ABOUT THIS EXERCISE
Could you filter the records below and keep only the lines with the word "Photoshop"?

[DATA FOR THE TASK Boundary: Start]

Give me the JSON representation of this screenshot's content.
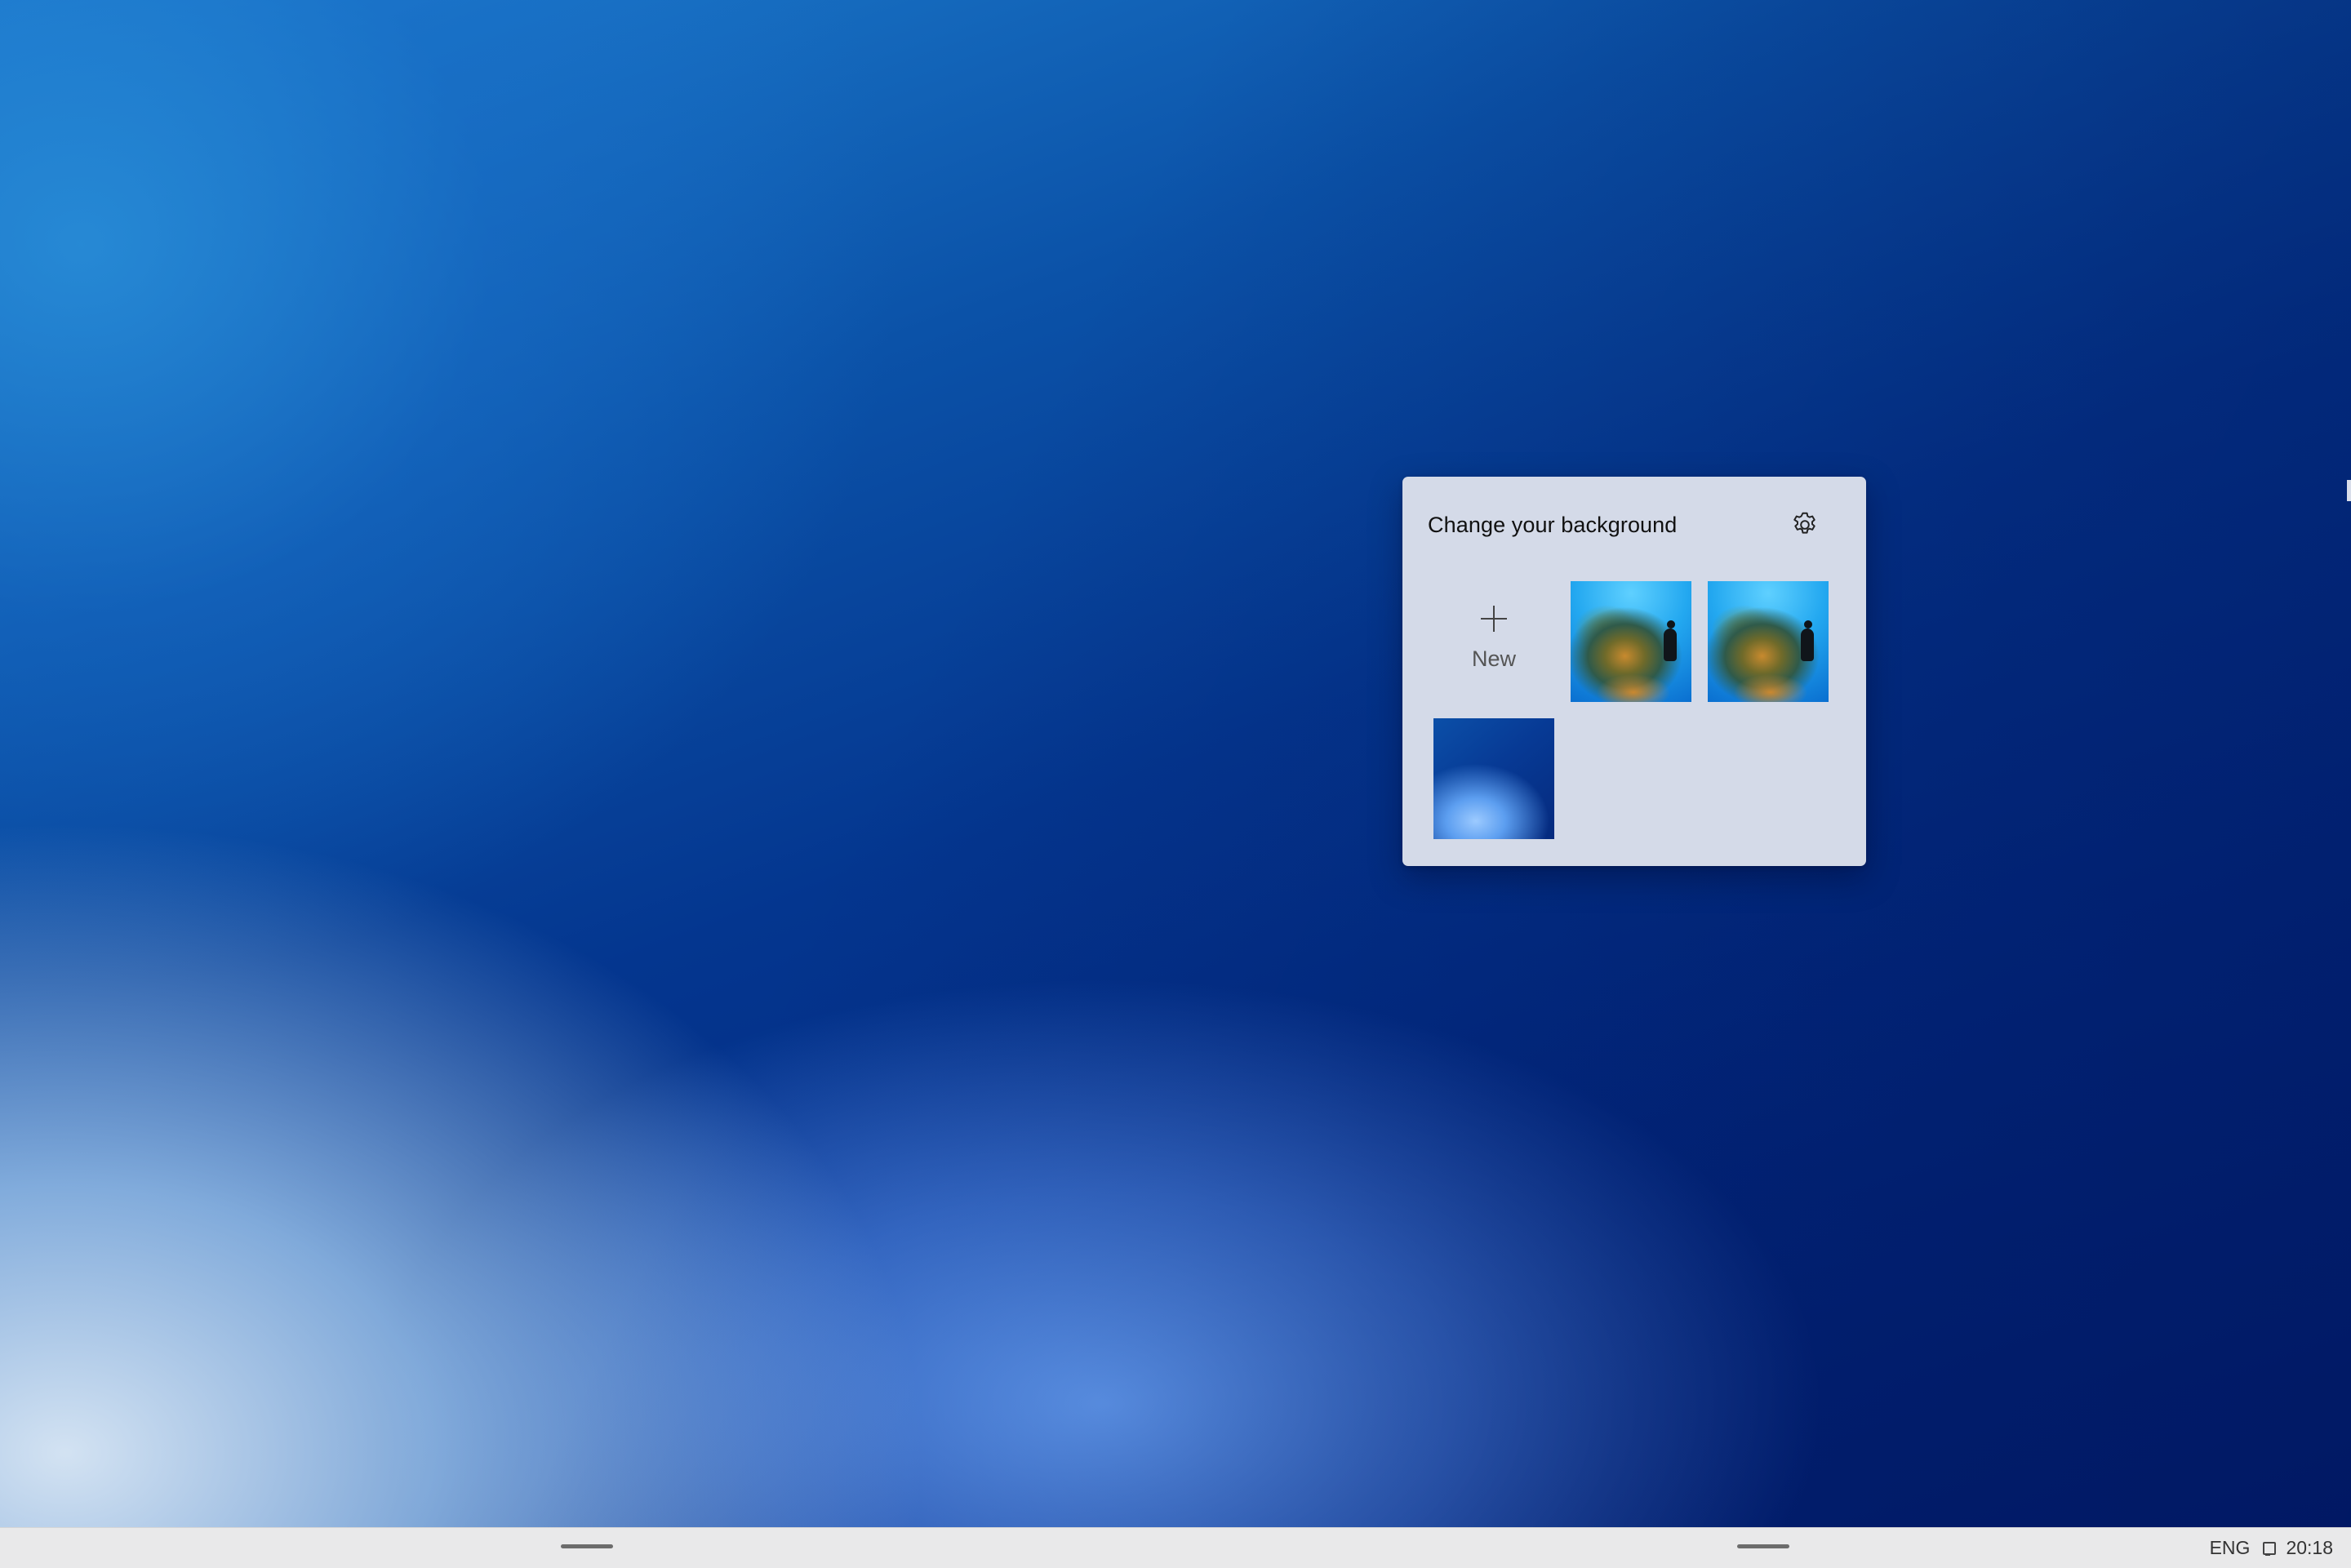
{
  "panel": {
    "title": "Change your background",
    "settings_icon": "gear-icon",
    "tiles": [
      {
        "kind": "new",
        "icon": "plus-icon",
        "label": "New"
      },
      {
        "kind": "image",
        "description": "underwater-reef-diver"
      },
      {
        "kind": "image",
        "description": "underwater-reef-diver"
      },
      {
        "kind": "image",
        "description": "blue-gradient"
      }
    ]
  },
  "taskbar": {
    "language": "ENG",
    "network_icon": "network-icon",
    "time": "20:18"
  },
  "colors": {
    "panel_bg": "#d4dae8",
    "taskbar_bg": "#e9e9ea",
    "desktop_dark": "#011d6e",
    "desktop_light": "#deecf8"
  }
}
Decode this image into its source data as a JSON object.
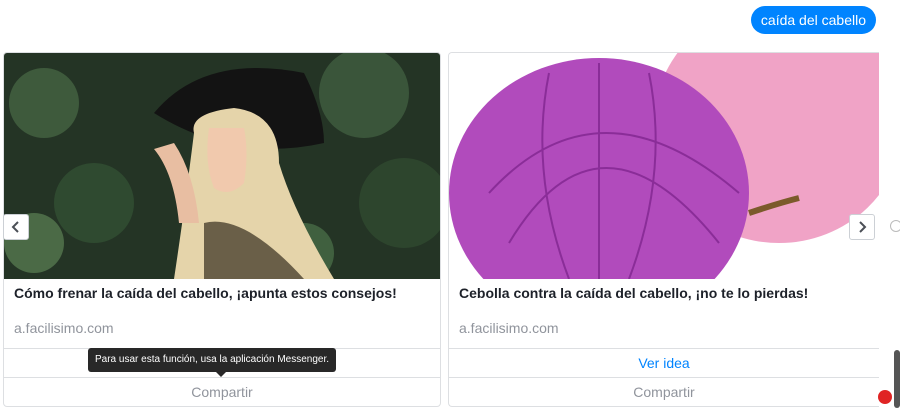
{
  "user_message": "caída del cabello",
  "cards": [
    {
      "title": "Cómo frenar la caída del cabello, ¡apunta estos consejos!",
      "source": "a.facilisimo.com",
      "share_label": "Compartir"
    },
    {
      "title": "Cebolla contra la caída del cabello, ¡no te lo pierdas!",
      "source": "a.facilisimo.com",
      "view_label": "Ver idea",
      "share_label": "Compartir"
    }
  ],
  "tooltip": "Para usar esta función, usa la aplicación Messenger.",
  "icons": {
    "prev": "chevron-left-icon",
    "next": "chevron-right-icon"
  },
  "colors": {
    "accent": "#0084ff",
    "muted": "#90949c"
  }
}
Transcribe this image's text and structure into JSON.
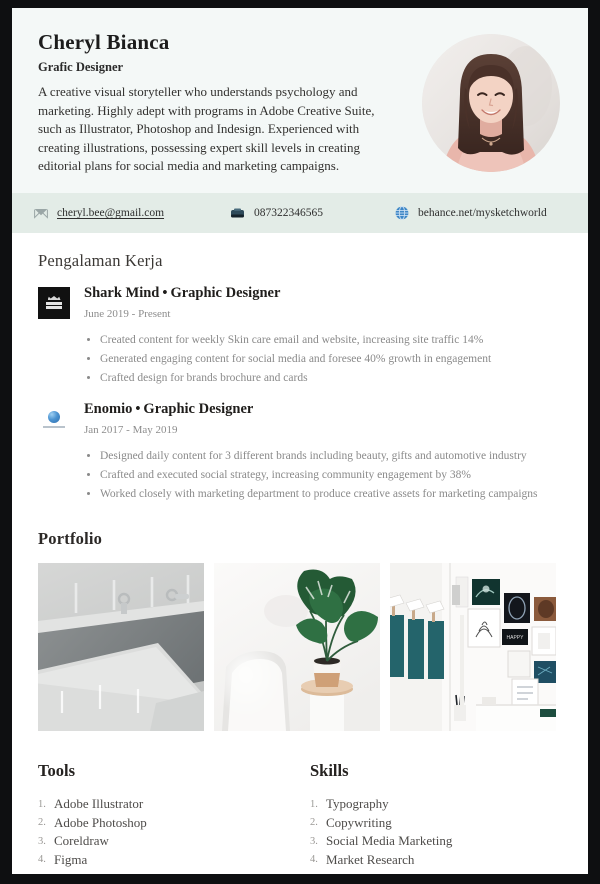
{
  "profile": {
    "name": "Cheryl Bianca",
    "role": "Grafic Designer",
    "summary": "A creative visual storyteller who understands psychology and marketing. Highly adept with programs in Adobe Creative Suite, such as Illustrator, Photoshop and Indesign. Experienced with creating illustrations, possessing expert skill levels in creating editorial plans for social media and marketing campaigns.",
    "photo_alt": "portrait-photo"
  },
  "contact": {
    "email": "cheryl.bee@gmail.com",
    "phone": "087322346565",
    "website": "behance.net/mysketchworld",
    "icons": {
      "email": "envelope-icon",
      "phone": "phone-icon",
      "website": "globe-icon"
    }
  },
  "experience": {
    "title": "Pengalaman Kerja",
    "jobs": [
      {
        "company": "Shark Mind",
        "separator": "•",
        "position": "Graphic Designer",
        "date": "June 2019 - Present",
        "logo": "shark-mind-logo",
        "bullets": [
          "Created content for weekly Skin care email and website, increasing site traffic 14%",
          "Generated engaging content for social media and foresee  40% growth in engagement",
          "Crafted design for brands brochure and cards"
        ]
      },
      {
        "company": "Enomio",
        "separator": "•",
        "position": "Graphic Designer",
        "date": "Jan 2017 - May 2019",
        "logo": "enomio-logo",
        "bullets": [
          "Designed daily content for 3 different brands including beauty, gifts and automotive industry",
          "Crafted and executed social strategy, increasing community engagement by 38%",
          "Worked closely with marketing department to produce creative assets for marketing campaigns"
        ]
      }
    ]
  },
  "portfolio": {
    "title": "Portfolio",
    "items": [
      {
        "alt": "gray-architectural-stairs-photo"
      },
      {
        "alt": "white-chair-monstera-plant-photo"
      },
      {
        "alt": "gallery-wall-prints-photo"
      }
    ]
  },
  "tools": {
    "title": "Tools",
    "items": [
      "Adobe Illustrator",
      "Adobe Photoshop",
      "Coreldraw",
      "Figma"
    ]
  },
  "skills": {
    "title": "Skills",
    "items": [
      "Typography",
      "Copywriting",
      "Social Media Marketing",
      "Market Research"
    ]
  },
  "colors": {
    "header_bg": "#f4f8f7",
    "contact_bg": "#e3ece7",
    "page_bg": "#ffffff",
    "frame": "#0e0f11",
    "heading": "#3b3835",
    "muted_text": "#8a8a8a",
    "globe_blue": "#3d86c6"
  }
}
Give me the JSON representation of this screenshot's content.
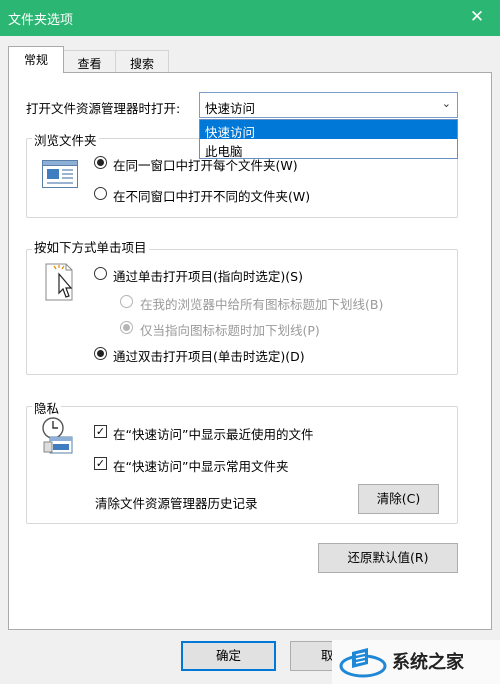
{
  "window": {
    "title": "文件夹选项",
    "close_glyph": "✕"
  },
  "tabs": [
    {
      "label": "常规"
    },
    {
      "label": "查看"
    },
    {
      "label": "搜索"
    }
  ],
  "open_explorer": {
    "label": "打开文件资源管理器时打开:",
    "selected": "快速访问",
    "options": [
      "快速访问",
      "此电脑"
    ]
  },
  "browse_folders": {
    "title": "浏览文件夹",
    "opt_same": "在同一窗口中打开每个文件夹(W)",
    "opt_new": "在不同窗口中打开不同的文件夹(W)"
  },
  "click_items": {
    "title": "按如下方式单击项目",
    "opt_single": "通过单击打开项目(指向时选定)(S)",
    "sub_underline_all": "在我的浏览器中给所有图标标题加下划线(B)",
    "sub_underline_point": "仅当指向图标标题时加下划线(P)",
    "opt_double": "通过双击打开项目(单击时选定)(D)"
  },
  "privacy": {
    "title": "隐私",
    "show_recent": "在“快速访问”中显示最近使用的文件",
    "show_frequent": "在“快速访问”中显示常用文件夹",
    "clear_history_label": "清除文件资源管理器历史记录",
    "clear_button": "清除(C)",
    "check_glyph": "✓"
  },
  "restore_defaults": "还原默认值(R)",
  "footer": {
    "ok": "确定",
    "cancel_partial": "取"
  },
  "watermark": {
    "text": "系统之家"
  }
}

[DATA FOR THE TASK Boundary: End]

SOLUTION
    "summary": "A creative visual storyteller who understands psychology and marketing. Highly adept with programs in Adobe Creative Suite, such as Illustrator, Photoshop and Indesign. Experienced with creating illustrations, possessing expert skill levels in creating editorial plans for social media and marketing campaigns.",
      "Adobe Photoshop",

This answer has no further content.